The roof also has a large Herring Gull colony, which in 2022 consists of 150 nests and provides a way for NYC Bird Alliance scientists to study methods of population management. Dr. Partridge, working with the Javits Center, established conservation areas where the birds are welcome to nest and are banded by NYC Bird Alliance staff, who use various gentle techniques to deter the gulls from nesting in areas with sensitive equipment. This year, the methods employed by field technicians Allison Starks and Wesley Craig have included a coyote decoy and an “eagle kite.” (Once any eggs are laid, however, the nests are left undisturbed. When the chicks hatch, anyone working on the roof—including workers installing solar collectors—must carry an umbrella, to elude dive-bombing parents.)

A Herring Gull parent with two chicks and an egg, on the sedum of the original Javits Center green roof. Photo: Allison Starks

Studies at the Javits Center have provided deep information about the benefits of green roofs in making urban environments more resilient in the face of climate change: with just 1½ inches of soil, a green roof manages to absorb and divert up to 81 percent of annual rainfall, reducing overflow in the City sewage system. It also protects the roof—meaning fewer costly repairs—and significantly reduces energy use.

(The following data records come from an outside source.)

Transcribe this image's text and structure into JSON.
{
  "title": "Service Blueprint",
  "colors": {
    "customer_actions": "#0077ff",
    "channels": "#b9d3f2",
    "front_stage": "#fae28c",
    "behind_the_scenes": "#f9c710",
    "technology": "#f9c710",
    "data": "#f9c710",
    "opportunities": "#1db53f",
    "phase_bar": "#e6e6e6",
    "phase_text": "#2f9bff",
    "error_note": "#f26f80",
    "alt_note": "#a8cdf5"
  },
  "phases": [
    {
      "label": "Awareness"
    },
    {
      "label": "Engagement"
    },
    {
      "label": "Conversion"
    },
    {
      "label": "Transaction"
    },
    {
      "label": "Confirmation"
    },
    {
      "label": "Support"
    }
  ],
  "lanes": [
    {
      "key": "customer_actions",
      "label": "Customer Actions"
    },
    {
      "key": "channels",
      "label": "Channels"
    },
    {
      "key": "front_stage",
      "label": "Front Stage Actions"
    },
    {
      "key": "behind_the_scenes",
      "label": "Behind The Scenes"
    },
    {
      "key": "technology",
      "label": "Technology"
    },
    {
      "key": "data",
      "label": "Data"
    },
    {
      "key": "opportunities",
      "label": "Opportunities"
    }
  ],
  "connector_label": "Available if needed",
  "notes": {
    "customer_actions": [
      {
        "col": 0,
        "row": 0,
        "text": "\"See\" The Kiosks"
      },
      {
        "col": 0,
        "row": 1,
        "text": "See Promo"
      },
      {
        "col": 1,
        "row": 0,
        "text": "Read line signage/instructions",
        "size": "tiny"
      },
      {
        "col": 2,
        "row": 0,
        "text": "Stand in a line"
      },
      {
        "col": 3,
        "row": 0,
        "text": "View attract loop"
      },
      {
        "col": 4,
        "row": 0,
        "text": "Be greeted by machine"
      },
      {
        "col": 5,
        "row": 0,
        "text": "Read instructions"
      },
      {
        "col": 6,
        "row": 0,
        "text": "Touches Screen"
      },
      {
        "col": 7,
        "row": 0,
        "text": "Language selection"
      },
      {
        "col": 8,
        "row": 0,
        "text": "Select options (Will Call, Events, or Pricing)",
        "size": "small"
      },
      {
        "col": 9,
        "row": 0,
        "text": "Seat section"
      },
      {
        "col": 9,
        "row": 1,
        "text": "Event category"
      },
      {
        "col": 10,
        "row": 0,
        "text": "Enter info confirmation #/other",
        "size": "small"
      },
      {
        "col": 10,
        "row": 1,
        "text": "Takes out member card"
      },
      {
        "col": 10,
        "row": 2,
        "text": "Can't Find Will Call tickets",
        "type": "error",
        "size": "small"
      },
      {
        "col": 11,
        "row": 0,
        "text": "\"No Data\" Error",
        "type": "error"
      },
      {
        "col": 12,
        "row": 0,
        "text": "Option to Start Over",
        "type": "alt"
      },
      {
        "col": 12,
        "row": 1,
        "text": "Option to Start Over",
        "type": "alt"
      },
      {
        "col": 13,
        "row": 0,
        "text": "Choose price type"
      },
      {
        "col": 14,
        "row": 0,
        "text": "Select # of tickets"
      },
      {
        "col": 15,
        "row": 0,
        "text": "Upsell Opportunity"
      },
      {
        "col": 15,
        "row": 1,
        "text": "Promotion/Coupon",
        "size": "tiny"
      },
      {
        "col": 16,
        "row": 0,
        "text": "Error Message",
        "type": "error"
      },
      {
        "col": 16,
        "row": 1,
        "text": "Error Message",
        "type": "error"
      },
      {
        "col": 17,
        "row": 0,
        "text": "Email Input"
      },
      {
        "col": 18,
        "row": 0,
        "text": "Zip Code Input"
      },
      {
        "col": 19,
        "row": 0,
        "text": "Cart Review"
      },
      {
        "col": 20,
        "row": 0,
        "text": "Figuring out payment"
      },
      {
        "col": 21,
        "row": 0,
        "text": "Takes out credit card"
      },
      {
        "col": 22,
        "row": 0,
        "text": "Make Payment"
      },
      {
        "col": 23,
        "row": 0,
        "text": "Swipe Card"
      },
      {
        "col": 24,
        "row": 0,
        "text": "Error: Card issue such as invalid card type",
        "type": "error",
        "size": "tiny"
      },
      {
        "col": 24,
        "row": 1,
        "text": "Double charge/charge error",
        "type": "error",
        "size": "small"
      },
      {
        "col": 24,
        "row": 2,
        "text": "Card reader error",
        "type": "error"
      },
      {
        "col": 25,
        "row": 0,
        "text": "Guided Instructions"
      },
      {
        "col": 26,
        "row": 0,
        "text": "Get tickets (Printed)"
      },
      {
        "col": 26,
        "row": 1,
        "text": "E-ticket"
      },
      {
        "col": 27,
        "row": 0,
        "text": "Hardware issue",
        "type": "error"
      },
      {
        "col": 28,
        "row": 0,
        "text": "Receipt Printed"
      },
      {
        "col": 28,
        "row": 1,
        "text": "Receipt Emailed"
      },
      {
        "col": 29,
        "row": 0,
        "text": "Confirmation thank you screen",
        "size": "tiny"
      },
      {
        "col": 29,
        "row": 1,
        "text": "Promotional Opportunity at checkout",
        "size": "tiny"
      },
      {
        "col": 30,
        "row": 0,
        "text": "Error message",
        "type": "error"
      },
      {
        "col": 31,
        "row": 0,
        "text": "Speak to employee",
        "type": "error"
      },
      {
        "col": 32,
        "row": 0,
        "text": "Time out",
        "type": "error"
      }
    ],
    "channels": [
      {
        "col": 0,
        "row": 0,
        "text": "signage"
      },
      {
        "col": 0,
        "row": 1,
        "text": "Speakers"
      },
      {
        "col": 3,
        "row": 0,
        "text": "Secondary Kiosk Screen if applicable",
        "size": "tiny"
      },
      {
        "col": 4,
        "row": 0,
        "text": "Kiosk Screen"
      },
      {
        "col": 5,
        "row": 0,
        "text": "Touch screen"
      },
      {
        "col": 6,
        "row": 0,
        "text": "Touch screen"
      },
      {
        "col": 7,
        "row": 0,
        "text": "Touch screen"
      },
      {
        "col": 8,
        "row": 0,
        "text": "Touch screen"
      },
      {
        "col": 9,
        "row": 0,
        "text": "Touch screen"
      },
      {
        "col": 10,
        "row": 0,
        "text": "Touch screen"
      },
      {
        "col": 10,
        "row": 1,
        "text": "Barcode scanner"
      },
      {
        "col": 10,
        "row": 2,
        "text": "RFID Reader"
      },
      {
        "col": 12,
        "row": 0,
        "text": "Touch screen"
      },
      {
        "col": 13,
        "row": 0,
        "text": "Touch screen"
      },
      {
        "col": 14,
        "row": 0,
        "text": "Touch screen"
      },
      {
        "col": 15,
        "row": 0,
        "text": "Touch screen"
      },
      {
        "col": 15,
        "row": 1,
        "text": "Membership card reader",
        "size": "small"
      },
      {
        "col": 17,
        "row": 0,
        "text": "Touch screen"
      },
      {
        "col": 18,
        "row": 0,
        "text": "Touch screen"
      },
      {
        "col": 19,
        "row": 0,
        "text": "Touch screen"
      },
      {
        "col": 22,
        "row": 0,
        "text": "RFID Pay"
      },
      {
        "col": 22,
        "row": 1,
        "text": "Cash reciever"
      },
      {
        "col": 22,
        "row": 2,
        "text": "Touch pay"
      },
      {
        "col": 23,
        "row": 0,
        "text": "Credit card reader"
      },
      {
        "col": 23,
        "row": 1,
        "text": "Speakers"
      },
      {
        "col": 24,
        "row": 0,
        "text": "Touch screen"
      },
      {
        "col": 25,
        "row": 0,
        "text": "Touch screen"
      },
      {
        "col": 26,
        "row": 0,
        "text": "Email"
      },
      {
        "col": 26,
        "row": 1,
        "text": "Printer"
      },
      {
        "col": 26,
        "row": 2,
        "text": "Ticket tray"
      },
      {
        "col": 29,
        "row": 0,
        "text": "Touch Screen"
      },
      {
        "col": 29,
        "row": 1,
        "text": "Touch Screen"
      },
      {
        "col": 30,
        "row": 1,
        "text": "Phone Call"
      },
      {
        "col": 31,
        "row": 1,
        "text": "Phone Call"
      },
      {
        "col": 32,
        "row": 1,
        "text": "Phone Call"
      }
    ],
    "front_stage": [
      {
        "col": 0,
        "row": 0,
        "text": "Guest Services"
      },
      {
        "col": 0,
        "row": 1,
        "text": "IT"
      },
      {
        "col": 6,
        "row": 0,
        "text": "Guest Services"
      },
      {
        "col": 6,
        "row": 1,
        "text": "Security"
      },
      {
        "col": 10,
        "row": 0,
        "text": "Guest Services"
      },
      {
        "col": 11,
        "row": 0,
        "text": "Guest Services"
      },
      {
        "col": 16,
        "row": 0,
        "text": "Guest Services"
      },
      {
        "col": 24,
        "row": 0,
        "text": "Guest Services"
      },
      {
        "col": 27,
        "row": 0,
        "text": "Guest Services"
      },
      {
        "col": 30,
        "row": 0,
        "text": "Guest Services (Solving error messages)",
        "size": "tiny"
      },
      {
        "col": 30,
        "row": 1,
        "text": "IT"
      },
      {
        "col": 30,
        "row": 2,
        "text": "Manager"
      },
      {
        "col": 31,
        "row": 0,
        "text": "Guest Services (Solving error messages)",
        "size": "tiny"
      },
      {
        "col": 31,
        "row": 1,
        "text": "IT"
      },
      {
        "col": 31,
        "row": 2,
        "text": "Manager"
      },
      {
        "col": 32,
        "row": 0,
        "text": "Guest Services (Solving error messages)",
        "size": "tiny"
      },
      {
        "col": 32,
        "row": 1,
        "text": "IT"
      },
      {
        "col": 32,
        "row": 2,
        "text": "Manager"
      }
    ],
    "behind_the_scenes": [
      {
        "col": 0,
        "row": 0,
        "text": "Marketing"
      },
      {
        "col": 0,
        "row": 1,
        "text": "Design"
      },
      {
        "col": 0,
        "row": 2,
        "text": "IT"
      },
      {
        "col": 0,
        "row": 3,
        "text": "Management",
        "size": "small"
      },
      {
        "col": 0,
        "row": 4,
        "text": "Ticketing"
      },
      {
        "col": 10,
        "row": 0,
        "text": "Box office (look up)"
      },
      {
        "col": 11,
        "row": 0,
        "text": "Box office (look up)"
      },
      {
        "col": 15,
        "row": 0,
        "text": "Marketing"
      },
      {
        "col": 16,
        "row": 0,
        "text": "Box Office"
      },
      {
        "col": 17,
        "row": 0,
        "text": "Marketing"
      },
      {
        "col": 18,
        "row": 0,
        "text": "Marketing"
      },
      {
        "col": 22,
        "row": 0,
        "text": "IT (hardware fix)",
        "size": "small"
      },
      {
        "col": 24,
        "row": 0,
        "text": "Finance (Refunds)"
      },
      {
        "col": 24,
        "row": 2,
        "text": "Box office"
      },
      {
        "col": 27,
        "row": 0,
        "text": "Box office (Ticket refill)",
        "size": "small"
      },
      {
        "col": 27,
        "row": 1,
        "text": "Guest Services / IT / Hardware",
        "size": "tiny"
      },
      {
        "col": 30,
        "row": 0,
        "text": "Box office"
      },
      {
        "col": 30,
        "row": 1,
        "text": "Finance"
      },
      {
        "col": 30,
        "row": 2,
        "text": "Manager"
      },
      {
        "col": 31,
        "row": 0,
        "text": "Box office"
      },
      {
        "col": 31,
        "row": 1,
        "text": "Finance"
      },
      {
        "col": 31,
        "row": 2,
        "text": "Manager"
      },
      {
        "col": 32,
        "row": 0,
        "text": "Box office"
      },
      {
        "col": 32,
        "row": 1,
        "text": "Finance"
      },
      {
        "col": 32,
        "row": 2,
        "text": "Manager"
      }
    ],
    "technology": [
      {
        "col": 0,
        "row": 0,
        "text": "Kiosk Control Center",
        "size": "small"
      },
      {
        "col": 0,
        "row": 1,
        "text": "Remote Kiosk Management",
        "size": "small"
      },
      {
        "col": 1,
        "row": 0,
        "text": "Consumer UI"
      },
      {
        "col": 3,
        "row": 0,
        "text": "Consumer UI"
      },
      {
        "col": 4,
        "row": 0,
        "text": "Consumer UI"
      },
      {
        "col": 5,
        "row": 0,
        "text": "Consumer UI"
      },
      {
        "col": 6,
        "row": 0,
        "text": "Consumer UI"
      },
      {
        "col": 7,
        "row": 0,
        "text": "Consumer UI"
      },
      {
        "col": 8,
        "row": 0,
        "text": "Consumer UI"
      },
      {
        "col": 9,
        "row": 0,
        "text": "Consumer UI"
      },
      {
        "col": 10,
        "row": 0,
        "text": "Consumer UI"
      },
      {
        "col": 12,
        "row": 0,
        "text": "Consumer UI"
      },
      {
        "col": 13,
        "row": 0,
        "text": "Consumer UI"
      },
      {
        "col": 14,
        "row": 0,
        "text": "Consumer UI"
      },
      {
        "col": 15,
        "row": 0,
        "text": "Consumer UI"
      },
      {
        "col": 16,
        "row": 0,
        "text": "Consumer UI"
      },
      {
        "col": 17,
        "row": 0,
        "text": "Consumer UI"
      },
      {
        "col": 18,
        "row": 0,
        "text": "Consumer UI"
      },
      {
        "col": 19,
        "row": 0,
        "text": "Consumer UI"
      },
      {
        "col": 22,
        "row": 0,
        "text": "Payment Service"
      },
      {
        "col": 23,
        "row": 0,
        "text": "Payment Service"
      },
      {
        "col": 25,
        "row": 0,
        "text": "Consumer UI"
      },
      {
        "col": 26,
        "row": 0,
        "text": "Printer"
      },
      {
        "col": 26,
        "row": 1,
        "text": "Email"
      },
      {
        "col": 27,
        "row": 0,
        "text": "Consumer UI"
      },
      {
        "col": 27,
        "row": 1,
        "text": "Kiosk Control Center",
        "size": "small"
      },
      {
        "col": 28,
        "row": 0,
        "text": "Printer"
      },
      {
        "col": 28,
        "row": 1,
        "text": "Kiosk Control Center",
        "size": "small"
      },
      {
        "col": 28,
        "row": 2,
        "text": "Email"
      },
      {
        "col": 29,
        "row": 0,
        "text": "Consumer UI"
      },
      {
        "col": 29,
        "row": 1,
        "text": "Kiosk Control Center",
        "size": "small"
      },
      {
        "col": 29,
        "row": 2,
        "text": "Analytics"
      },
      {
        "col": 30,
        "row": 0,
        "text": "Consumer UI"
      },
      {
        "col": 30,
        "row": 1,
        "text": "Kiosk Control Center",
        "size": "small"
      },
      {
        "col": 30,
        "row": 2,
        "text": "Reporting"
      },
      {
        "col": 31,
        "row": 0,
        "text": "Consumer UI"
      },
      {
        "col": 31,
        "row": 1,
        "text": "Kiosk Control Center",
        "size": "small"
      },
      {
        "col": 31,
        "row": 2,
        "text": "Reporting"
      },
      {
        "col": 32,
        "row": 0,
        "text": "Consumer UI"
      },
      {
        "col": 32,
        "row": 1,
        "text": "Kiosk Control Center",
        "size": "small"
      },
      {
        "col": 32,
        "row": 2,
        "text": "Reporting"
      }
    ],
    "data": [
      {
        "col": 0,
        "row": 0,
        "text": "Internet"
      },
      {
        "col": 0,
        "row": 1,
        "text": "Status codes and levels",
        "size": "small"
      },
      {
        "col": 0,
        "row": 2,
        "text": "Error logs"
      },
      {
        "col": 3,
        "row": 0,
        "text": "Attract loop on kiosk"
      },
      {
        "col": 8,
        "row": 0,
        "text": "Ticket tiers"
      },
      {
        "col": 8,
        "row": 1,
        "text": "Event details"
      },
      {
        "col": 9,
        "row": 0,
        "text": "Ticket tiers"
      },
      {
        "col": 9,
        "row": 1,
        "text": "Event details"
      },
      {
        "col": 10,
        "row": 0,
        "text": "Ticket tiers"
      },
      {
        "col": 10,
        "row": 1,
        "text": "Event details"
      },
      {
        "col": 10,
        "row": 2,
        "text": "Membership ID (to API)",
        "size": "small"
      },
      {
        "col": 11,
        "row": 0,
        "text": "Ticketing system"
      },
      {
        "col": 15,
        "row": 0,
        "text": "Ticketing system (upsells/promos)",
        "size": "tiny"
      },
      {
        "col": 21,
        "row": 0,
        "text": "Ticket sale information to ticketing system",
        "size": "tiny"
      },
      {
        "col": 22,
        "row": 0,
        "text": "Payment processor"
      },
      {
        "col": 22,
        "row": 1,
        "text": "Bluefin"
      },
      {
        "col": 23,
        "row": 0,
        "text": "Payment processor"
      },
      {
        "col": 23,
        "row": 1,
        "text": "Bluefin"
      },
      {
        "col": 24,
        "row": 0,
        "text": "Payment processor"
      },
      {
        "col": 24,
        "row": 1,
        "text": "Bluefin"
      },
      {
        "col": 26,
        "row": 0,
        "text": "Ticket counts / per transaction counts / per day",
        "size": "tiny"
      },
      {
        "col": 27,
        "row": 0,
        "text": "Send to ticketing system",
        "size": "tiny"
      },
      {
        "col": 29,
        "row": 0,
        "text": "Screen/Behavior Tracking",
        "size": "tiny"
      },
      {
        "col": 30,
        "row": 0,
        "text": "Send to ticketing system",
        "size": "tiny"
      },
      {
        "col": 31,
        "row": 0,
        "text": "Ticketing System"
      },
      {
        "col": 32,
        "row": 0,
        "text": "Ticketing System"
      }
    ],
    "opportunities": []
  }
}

In the coming months, more than 3,000 solar panels will be installed on the Center’s rooftop, making it the largest solar farm in Manhattan.

“Our green roof is living proof of the power of sustainability,” said Alan Steel, CEO of the New York Convention Center Operating Corporation, which operates the Javits Center. “Thanks to our ongoing partnership with NYC Bird Alliance, we have been able to understand how simple, smart changes to our infrastructure can have a positive impact on the urban environment.”

A longtime member of NYC Bird Alliance’s board of directors, Steel has been a major figure in promoting the greening of cities. He oversaw the completion of the Javits Center’s original bird-friendly retrofit, and championed its new one-acre urban farm and greenhouse, along with a pavilion that was designed using many of the advances introduced in the first renovation. (It’s projected that the farm and greenhouse will produce 40,000 pounds of vegetables for use by in-house chefs.)

Native planting areas on the Javits Center green roof include pollinator- and bird-friendly species, such as Purple Coneflower and Joe-Pye Weed. Photo: Javits Center

Steel, who hired a sustainability and energy manager, notes that in addition to monetary savings, the green roof has many advantages, “externally and internally.” Javits employees have become invested in the project: a number of the Center’s engineers are now qualified beekeepers. (Currently, there are five bee hives.) And, he said, his employees took great heart as more information came out about the advantages in relation to climate change: “It’s a great morale lifter.”

The green roof also benefits the local community, with students of all ages taking regular tours. National Geographic recently filmed a walk with NYC Bird Alliance Board Member Chris Cooper for his new birding TV series. (See page 10 to learn more about that project.) “The roof is a fascinating place to be,” says Steel. He is frequently invited to talk about green roofs and sustainability to developers and property owners; he was key speaker about green roof benefits at a conference in Taiwan. Back in New York City, more building owners are taking note, now that the City has offered a green roof tax abatement.

Furthermore, Steel practices what he preaches. For years, he has had a green roof on his own home in Connecticut, where he grows flowers and vegetables. And watches birds.

Can you find the native bumblebee and Two-Striped Grasshopper on this Purple Coneflower? They are among the hundreds of kinds of arthropods that have been observed on the Javits Center green roof. Photo: NYC Bird Alliance